## Dataset content
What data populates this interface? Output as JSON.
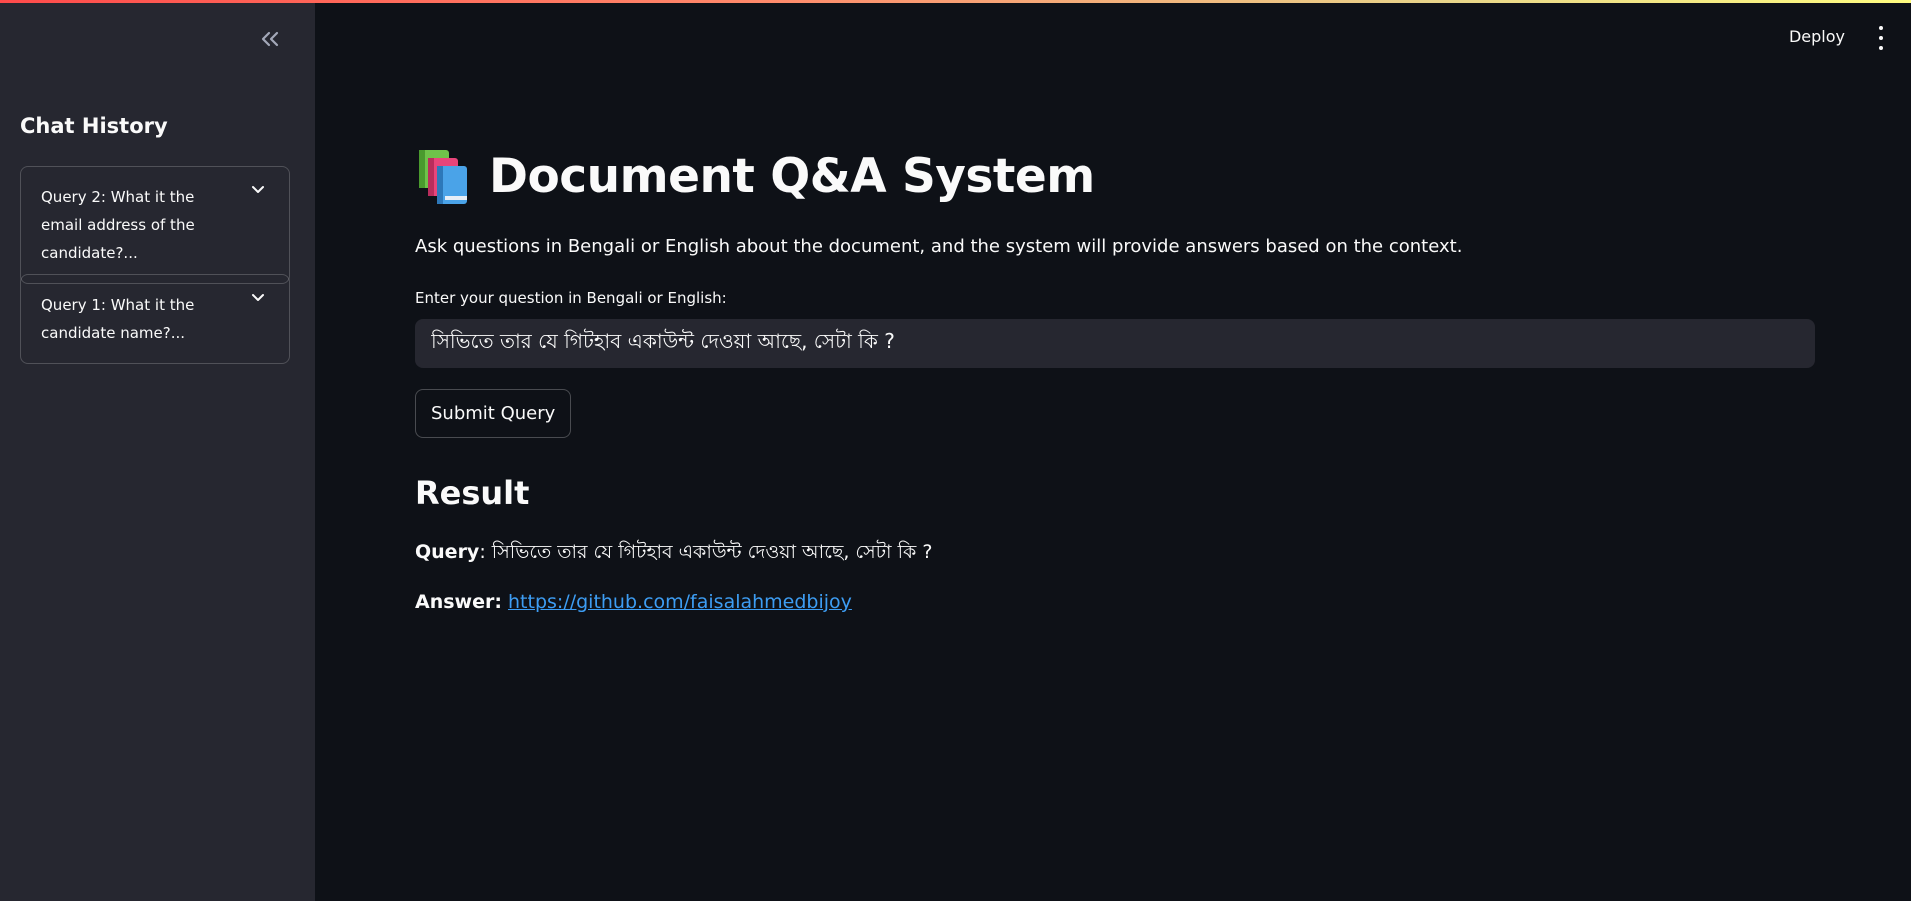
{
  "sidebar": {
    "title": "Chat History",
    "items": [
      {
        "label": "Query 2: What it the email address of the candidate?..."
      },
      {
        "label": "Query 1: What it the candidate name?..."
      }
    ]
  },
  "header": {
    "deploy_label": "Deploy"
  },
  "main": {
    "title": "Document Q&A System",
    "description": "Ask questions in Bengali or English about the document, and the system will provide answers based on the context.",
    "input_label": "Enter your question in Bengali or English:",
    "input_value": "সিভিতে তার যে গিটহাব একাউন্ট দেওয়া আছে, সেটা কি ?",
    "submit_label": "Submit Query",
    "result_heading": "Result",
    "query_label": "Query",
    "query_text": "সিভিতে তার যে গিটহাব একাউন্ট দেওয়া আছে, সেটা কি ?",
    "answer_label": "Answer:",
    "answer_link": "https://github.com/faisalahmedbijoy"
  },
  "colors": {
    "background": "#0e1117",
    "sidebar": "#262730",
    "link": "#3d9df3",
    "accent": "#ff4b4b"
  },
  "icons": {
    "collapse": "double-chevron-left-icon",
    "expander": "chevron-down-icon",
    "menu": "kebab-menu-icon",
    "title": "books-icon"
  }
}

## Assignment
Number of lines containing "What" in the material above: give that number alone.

## Result of the task
3